Be Somebody… Or Be Somebody’s Fool is an educational video from 1984 in which Mr. T—bouncer turned fighter turned actor turned pop-culture icon—provides kids with a series of life lessons. It was directed by Jeff Margolis, best known as a prolific director of awards shows; over the years, Margolis has won an Emmy and two DGA Awards for directing the Academy Awards, which is a nifty fact to have on hand if you ever find yourself trying to make the case that Hollywood can be, at times, just a tad insular and self-congratulatory.
This is a fascinating cultural artifact. Despite being almost an hour long (and currently only available via muddy VHS copies that various kind souls have uploaded to YouTube), Be Somebody… Or Be Somebody’s Fool is compulsively watchable, mostly due to the goofball charisma of its star. Mr. T expanded his fame by deftly exploiting the dichotomy between his outsized persona—his musclebound physique, his mohawk hairdo, his pounds of jewelry—and his sunny, softhearted nature; here, the latter serves him well.
Monday, August 17, 2015
Episode: Season Three, Episode Sixteen: “Theresa”
Original airdate: February 13, 1987
Directed by: Virgil W. Vogel
Written by: Pamela Norris, a former SNL scribe.
Crockett’s steady girlfriend Theresa (Helena Bonham Carter, baby-faced and adorable even while injecting street-grade Dilaudid between her toes), a surgeon with a nasty addiction to illicit painkillers, is blackmailed by her dealer into snooping through Crockett’s files and stealing the address of the police property warehouse. The warehouse is subsequently blown to smithereens, killing several police officers and obliterating all the evidence in Crockett’s ongoing investigation into a dangerous drug lord named Joey Wyatt (Brad Dourif,
favorite go-to actor for crazy-eyed slimeballs).
Labels: Miami Vice
Friday, August 14, 2015
Friday Roundup: The Peripheral, Glitter Princes, Outlander, Duran Duran, and hate-watching Fantastic Four
As I mentioned last week in my essay about my
Pacific Northwest jaunt, I recently read William Gibson’s
The Peripheral, which is a downright
amazing book. It’s dense and nigh-impenetrable, even by Gibson’s formidable
standards, but it’s well worth sticking with to the end. I’m reluctant to say
too much about it, because part of the satisfaction of reading it comes from
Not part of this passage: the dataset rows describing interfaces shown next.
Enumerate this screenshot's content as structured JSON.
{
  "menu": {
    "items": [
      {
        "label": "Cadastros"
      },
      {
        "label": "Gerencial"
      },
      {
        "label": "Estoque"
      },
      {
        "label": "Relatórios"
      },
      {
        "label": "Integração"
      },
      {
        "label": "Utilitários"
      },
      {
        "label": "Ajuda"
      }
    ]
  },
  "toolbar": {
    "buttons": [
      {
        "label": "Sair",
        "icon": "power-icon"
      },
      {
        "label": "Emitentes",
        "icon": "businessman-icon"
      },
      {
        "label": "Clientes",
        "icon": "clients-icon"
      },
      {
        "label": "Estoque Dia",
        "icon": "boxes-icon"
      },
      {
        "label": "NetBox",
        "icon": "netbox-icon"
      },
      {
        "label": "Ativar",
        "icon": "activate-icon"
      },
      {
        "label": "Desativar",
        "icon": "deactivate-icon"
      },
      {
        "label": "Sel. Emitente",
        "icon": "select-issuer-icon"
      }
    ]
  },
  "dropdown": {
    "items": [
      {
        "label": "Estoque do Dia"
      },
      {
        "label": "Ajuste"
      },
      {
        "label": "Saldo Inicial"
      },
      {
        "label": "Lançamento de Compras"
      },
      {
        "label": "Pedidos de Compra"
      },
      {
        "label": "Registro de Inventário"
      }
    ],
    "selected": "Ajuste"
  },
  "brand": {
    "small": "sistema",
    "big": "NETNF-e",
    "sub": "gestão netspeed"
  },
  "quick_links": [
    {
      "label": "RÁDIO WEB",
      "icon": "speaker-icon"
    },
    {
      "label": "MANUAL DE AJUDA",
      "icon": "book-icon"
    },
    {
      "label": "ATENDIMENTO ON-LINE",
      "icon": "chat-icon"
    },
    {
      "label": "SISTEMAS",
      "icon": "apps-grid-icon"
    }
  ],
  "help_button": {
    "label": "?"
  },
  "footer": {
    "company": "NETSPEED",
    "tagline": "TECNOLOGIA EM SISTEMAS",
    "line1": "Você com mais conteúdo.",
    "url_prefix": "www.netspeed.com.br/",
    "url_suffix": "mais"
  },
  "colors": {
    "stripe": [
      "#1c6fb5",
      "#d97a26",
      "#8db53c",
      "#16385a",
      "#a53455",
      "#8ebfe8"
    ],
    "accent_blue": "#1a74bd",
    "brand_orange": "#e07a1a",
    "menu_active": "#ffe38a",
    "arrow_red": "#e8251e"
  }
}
puzzling out the plot. As is his wont, Gibson drops readers in the middle of a
very complex future society (in this case—and see, I’m already giving spoilers—he
drops them into two future societies:
one in the very near future, the other about seventy years beyond that) and
lets them fend for themselves. It’s a book that rewards rereading. It’s also deeply depressing and mood-altering (in
Gibson’s all-too-plausible future, 80% of humanity has been slowly killed off
over the course of a few decades, mostly due to the effects of climate change).
I’ve been fighting off a feeling of inevitable looming dread and despair ever
since finishing it. Gibson’s Pattern
Recognition still stands as my all-time favorite book, but The Peripheral is way up there with Neuromancer and Count Zero on my shortlist.